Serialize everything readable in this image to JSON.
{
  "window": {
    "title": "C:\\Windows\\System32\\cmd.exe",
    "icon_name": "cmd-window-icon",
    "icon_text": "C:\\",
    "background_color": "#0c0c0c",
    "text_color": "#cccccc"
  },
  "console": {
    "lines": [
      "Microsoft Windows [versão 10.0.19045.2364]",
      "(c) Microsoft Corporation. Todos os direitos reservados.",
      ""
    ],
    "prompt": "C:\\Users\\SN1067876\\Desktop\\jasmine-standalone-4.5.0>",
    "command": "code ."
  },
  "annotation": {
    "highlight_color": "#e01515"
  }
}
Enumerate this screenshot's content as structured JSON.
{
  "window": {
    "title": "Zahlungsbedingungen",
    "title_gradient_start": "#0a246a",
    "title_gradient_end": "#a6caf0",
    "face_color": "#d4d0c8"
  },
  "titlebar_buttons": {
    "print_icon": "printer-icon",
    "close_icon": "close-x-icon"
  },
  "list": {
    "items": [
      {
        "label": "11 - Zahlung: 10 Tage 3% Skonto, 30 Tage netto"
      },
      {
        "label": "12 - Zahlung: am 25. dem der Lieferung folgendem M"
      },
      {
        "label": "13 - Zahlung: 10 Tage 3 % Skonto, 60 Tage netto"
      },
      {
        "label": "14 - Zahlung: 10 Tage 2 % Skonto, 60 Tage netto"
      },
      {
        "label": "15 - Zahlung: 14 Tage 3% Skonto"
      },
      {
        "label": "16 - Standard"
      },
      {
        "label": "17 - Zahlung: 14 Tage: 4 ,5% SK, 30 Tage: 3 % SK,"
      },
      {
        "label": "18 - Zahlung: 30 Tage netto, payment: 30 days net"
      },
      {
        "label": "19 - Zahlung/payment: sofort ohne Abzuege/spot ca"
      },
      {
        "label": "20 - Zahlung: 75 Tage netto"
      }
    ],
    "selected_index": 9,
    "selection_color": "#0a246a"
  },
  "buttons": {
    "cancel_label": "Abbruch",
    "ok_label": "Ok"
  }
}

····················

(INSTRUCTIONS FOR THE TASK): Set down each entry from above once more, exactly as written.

(RESPONSE AREA):
Serialize everything readable in this image to JSON.
{
  "window": {
    "title": "C:\\Windows\\System32\\cmd.exe",
    "icon_name": "cmd-window-icon",
    "icon_text": "C:\\",
    "background_color": "#0c0c0c",
    "text_color": "#cccccc"
  },
  "console": {
    "lines": [
      "Microsoft Windows [versão 10.0.19045.2364]",
      "(c) Microsoft Corporation. Todos os direitos reservados.",
      ""
    ],
    "prompt": "C:\\Users\\SN1067876\\Desktop\\jasmine-standalone-4.5.0>",
    "command": "code ."
  },
  "annotation": {
    "highlight_color": "#e01515"
  }
}
Enumerate this screenshot's content as structured JSON.
{
  "window": {
    "title": "Zahlungsbedingungen",
    "title_gradient_start": "#0a246a",
    "title_gradient_end": "#a6caf0",
    "face_color": "#d4d0c8"
  },
  "titlebar_buttons": {
    "print_icon": "printer-icon",
    "close_icon": "close-x-icon"
  },
  "list": {
    "items": [
      {
        "label": "11 - Zahlung: 10 Tage 3% Skonto, 30 Tage netto"
      },
      {
        "label": "12 - Zahlung: am 25. dem der Lieferung folgendem M"
      },
      {
        "label": "13 - Zahlung: 10 Tage 3 % Skonto, 60 Tage netto"
      },
      {
        "label": "14 - Zahlung: 10 Tage 2 % Skonto, 60 Tage netto"
      },
      {
        "label": "15 - Zahlung: 14 Tage 3% Skonto"
      },
      {
        "label": "16 - Standard"
      },
      {
        "label": "17 - Zahlung: 14 Tage: 4 ,5% SK, 30 Tage: 3 % SK,"
      },
      {
        "label": "18 - Zahlung: 30 Tage netto, payment: 30 days net"
      },
      {
        "label": "19 - Zahlung/payment: sofort ohne Abzuege/spot ca"
      },
      {
        "label": "20 - Zahlung: 75 Tage netto"
      }
    ],
    "selected_index": 9,
    "selection_color": "#0a246a"
  },
  "buttons": {
    "cancel_label": "Abbruch",
    "ok_label": "Ok"
  }
}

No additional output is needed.